Domestic violence is any type of physical, sexual, or emotional harm done by a current or former partner. Emotional abuse includes threatening and controlling behavior. Stalking is an example of threatening behavior. This type of abuse can happen to anyone, at any time in a relationship. Domestic violence is also called intimate partner violence.
Intimate partner violence is especially dangerous during pregnancy because the abuse may affect both you and your developing baby. Call a domestic violence hotline or let your health care provider know if you are being physically or sexually abused, or if your partner's threatening or controlling behavior is making you feel unsafe. Getting help and support protects you, your pregnancy, and your baby.

How does this affect me?

For you, the negative effects of intimate partner violence can include:
  • Physical injury or death (homicide).
  • Emotional stress and fear.
  • Trouble sleeping.
  • Loss of appetite.
  • Digestion problems.
  • Frequent infections, including sexually transmitted infections.
  • High blood pressure.
  • Depression.
  • Anxiety.
  • Thoughts of hurting yourself or committing suicide.
Intimate partner violence may negatively affect your pregnancy in these ways:
  • You are more likely to be injured or have poor health.
  • You may be less likely to get prenatal care.
  • You may not have good nutrition or gain a healthy amount of weight.
  • You may be more likely to smoke, use drugs, and drink alcohol during pregnancy to relieve stress.
  • You may be at higher risk of losing your pregnancy (miscarriage or stillbirth).
  • Your baby may be born before 37 weeks of pregnancy (premature).
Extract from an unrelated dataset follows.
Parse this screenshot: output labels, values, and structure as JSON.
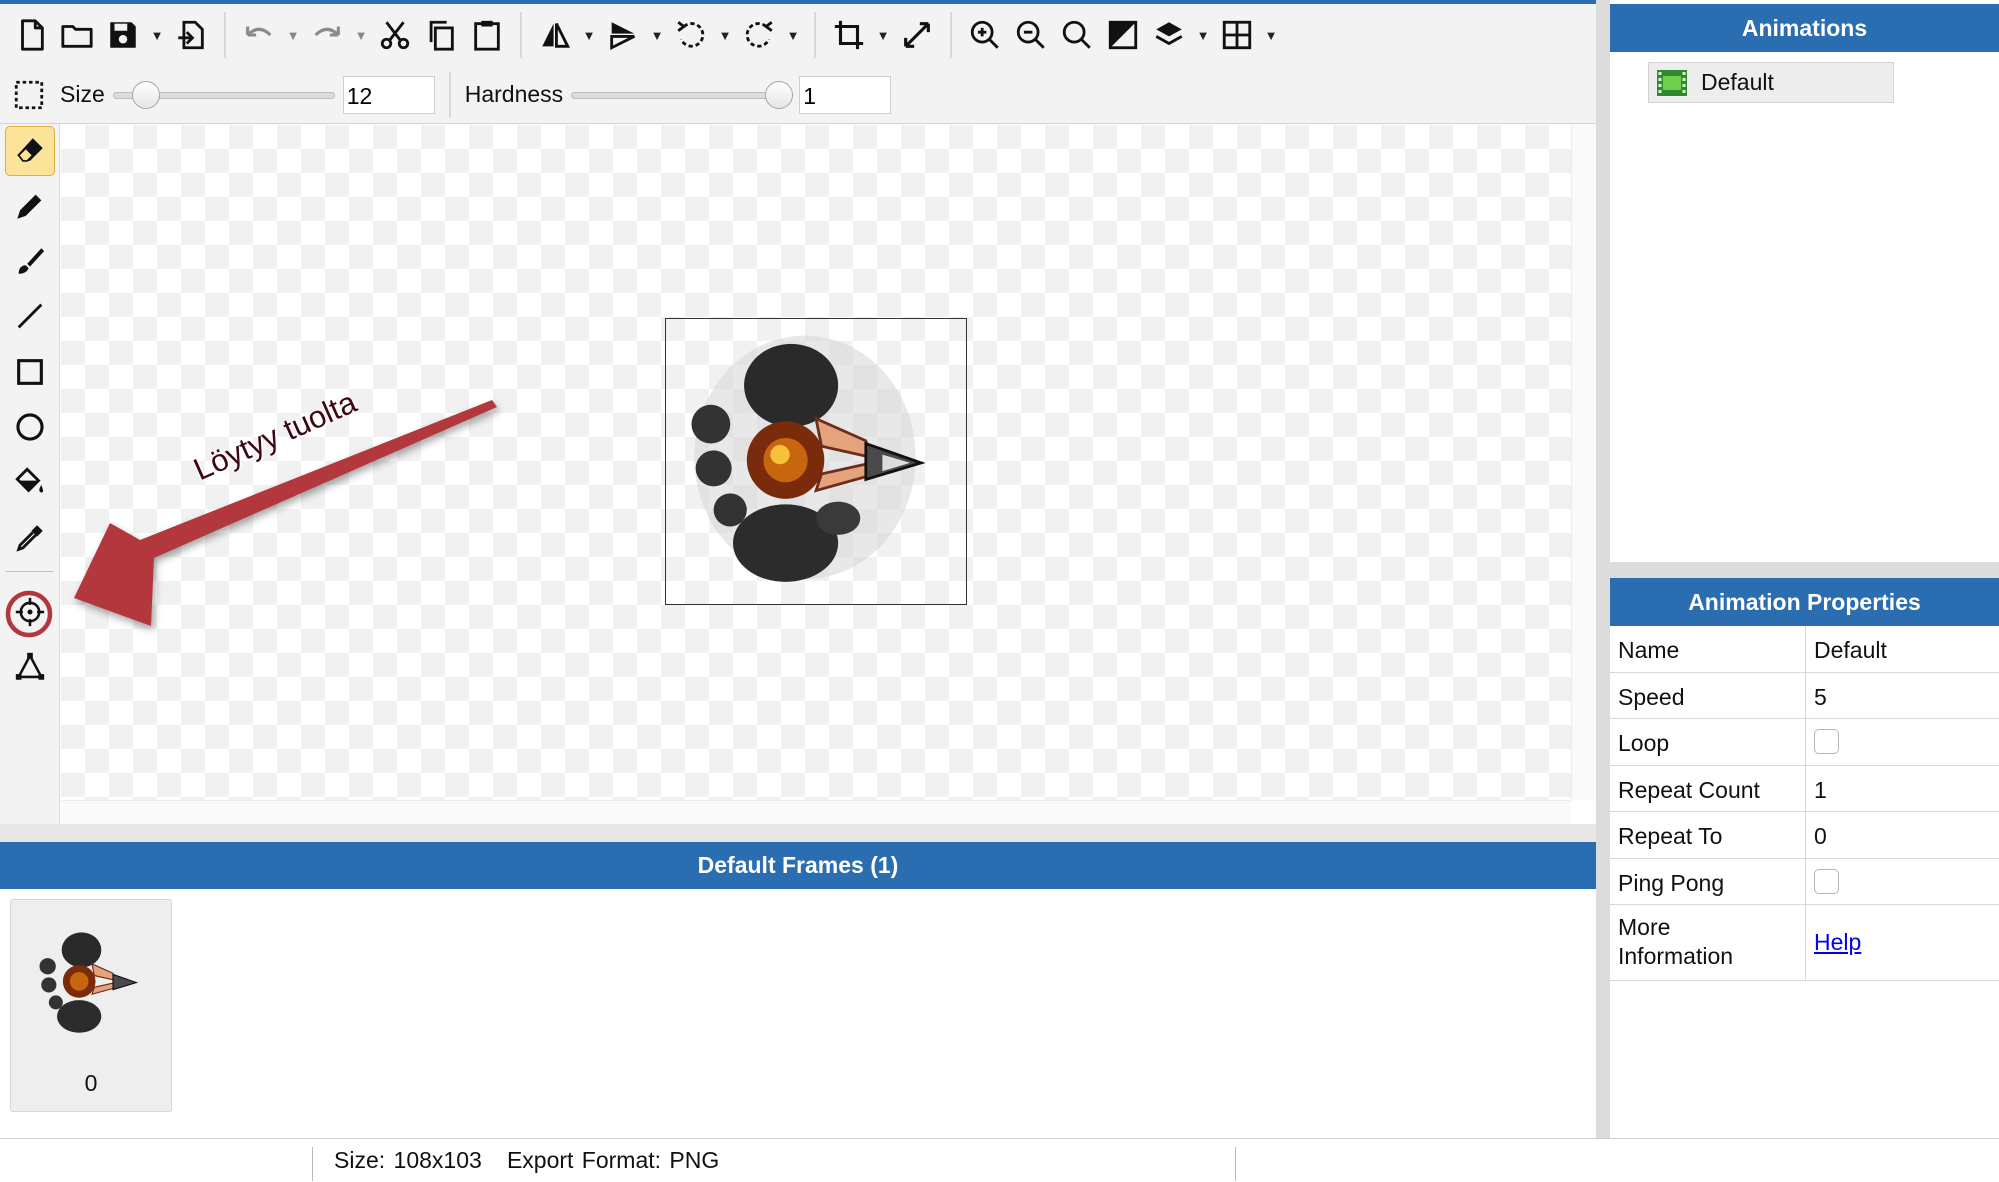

How does this affect my baby?

If you experience intimate partner violence during pregnancy:
  • Your baby may be injured.
  • Your baby may not survive pregnancy (miscarriage or stillbirth).
  • Your baby may be born premature, which can cause mental and physical problems.
  • Your baby may not grow well in your womb and may be born small (small for gestational age).
  • If you use alcohol, your baby may be born with fetal alcohol syndrome, which can cause birth defects and other problems.
  • You may have trouble bonding with your baby, which can lead to neglect.
  • You may be less likely to breastfeed, which is the healthiest way to feed your baby.
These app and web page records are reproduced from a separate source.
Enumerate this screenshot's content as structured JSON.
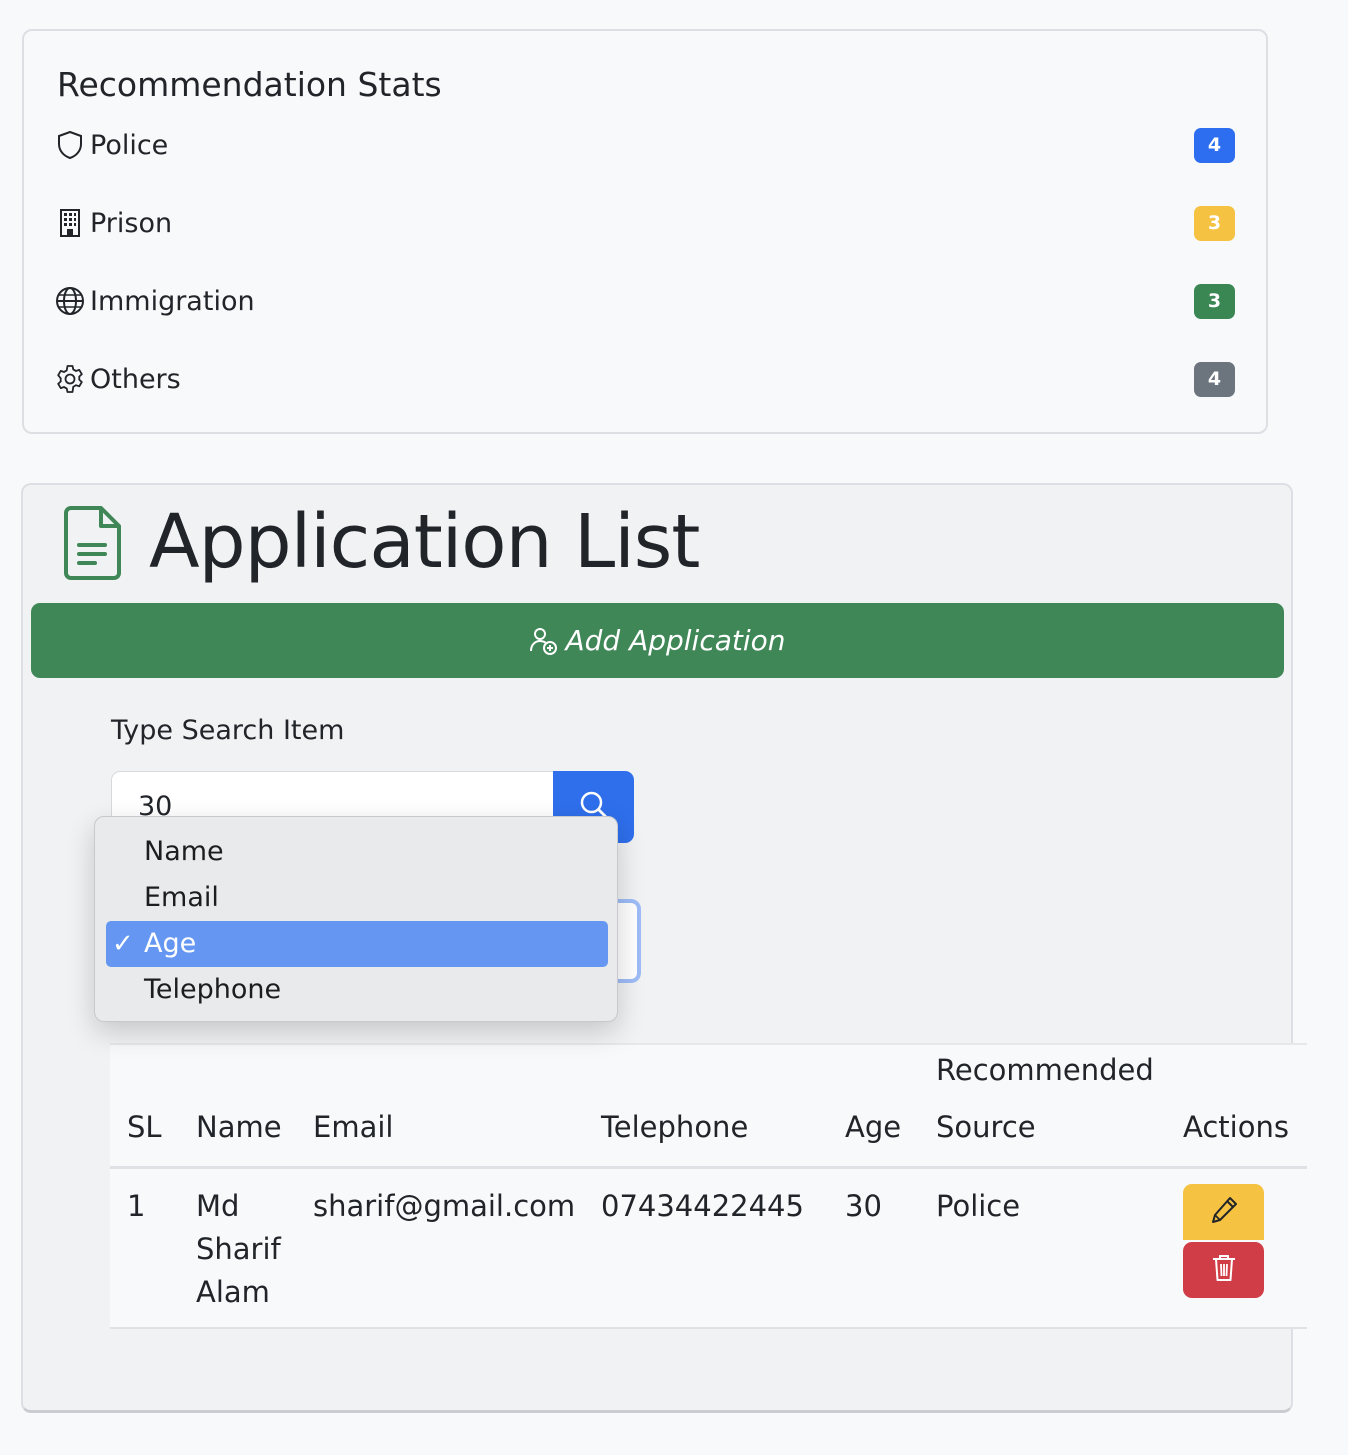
{
  "stats": {
    "title": "Recommendation Stats",
    "items": [
      {
        "label": "Police",
        "count": "4",
        "icon": "shield-icon",
        "color": "#2d6ef0"
      },
      {
        "label": "Prison",
        "count": "3",
        "icon": "building-icon",
        "color": "#f5c242"
      },
      {
        "label": "Immigration",
        "count": "3",
        "icon": "globe-icon",
        "color": "#3b8754"
      },
      {
        "label": "Others",
        "count": "4",
        "icon": "gear-icon",
        "color": "#6c747d"
      }
    ]
  },
  "app": {
    "title": "Application List",
    "title_icon": "document-icon",
    "add_button": "Add Application",
    "add_icon": "person-plus-icon",
    "accent": "#408757"
  },
  "search": {
    "label": "Type Search Item",
    "value": "30",
    "button_icon": "search-icon",
    "options": [
      "Name",
      "Email",
      "Age",
      "Telephone"
    ],
    "selected": "Age"
  },
  "table": {
    "headers": {
      "sl": "SL",
      "name": "Name",
      "email": "Email",
      "telephone": "Telephone",
      "age": "Age",
      "source_line1": "Recommended",
      "source_line2": "Source",
      "actions": "Actions"
    },
    "rows": [
      {
        "sl": "1",
        "name_line1": "Md",
        "name_line2": "Sharif",
        "name_line3": "Alam",
        "email": "sharif@gmail.com",
        "telephone": "07434422445",
        "age": "30",
        "source": "Police",
        "edit_icon": "pencil-icon",
        "delete_icon": "trash-icon"
      }
    ]
  }
}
Follow these instructions at home:

  • Let your health care provider know that you are experiencing intimate partner violence.
  • Do not bring an abusive partner with you to your prenatal visits. This will allow you to speak freely with your provider.
  • Learn about and use resources on intimate partner violence, such as the National Domestic Violence Hotline: thehotline.org.
  • Consider counseling.
  • Consider getting a legal document that says your partner has to stay away from you (restraining order).
  • Have a support person stay with you in your home.
  • Have an escape plan to get to a safe place.
  • Do not smoke,use drugs, or drink alcohol to relieve stress.
  • Keep all your prenatal visits as told by your health care provider. This is important.

Where to find more information
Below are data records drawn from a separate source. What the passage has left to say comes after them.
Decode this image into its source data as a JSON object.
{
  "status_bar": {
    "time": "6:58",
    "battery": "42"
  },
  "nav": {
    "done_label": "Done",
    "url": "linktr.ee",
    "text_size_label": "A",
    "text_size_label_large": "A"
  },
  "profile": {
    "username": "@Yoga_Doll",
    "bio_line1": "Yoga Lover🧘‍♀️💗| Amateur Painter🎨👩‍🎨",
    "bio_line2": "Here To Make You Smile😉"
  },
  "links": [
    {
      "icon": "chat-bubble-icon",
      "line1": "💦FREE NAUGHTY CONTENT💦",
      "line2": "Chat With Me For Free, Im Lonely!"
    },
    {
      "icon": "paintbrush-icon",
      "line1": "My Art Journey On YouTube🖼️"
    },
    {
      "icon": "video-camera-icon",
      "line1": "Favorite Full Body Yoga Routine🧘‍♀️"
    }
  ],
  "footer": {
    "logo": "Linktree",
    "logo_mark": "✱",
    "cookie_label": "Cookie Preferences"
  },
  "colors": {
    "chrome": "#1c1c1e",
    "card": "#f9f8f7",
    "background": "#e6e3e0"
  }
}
Contact a health care provider if:

  • You experience any type of intimate partner violence at home.
  • You need help to quit smoking, drinking, or taking drugs.

Get help right away if:

  • You do not feel safe at home.
  • You have thoughts of hurting yourself or committing suicide.
If you ever feel like you may hurt yourself or others, or have thoughts about taking your own life, get help right away. You can go to your nearest emergency department or call:
  • Your local emergency services (911 in the U.S.).
  • A suicide crisis helpline, such as the National Suicide Prevention Lifeline at 1-800-273-8255. This is open 24 hours a day.

Summary

  • Domestic violence is also called intimate partner violence. Intimate partner violence can be physical, sexual, or emotional.
  • This type of abuse can happen to anyone at any time in a relationship, but the effects are especially dangerous during pregnancy.
  • Intimate partner violence increases your baby's risk of miscarriage, stillbirth, and premature birth.
  • Tell your health care provider if you experience any type of intimate partner violence. Get help right away if you do not feel safe at home.

This information is not intended to replace advice given to you by your health care provider. Make sure you discuss any questions you have with your health care provider.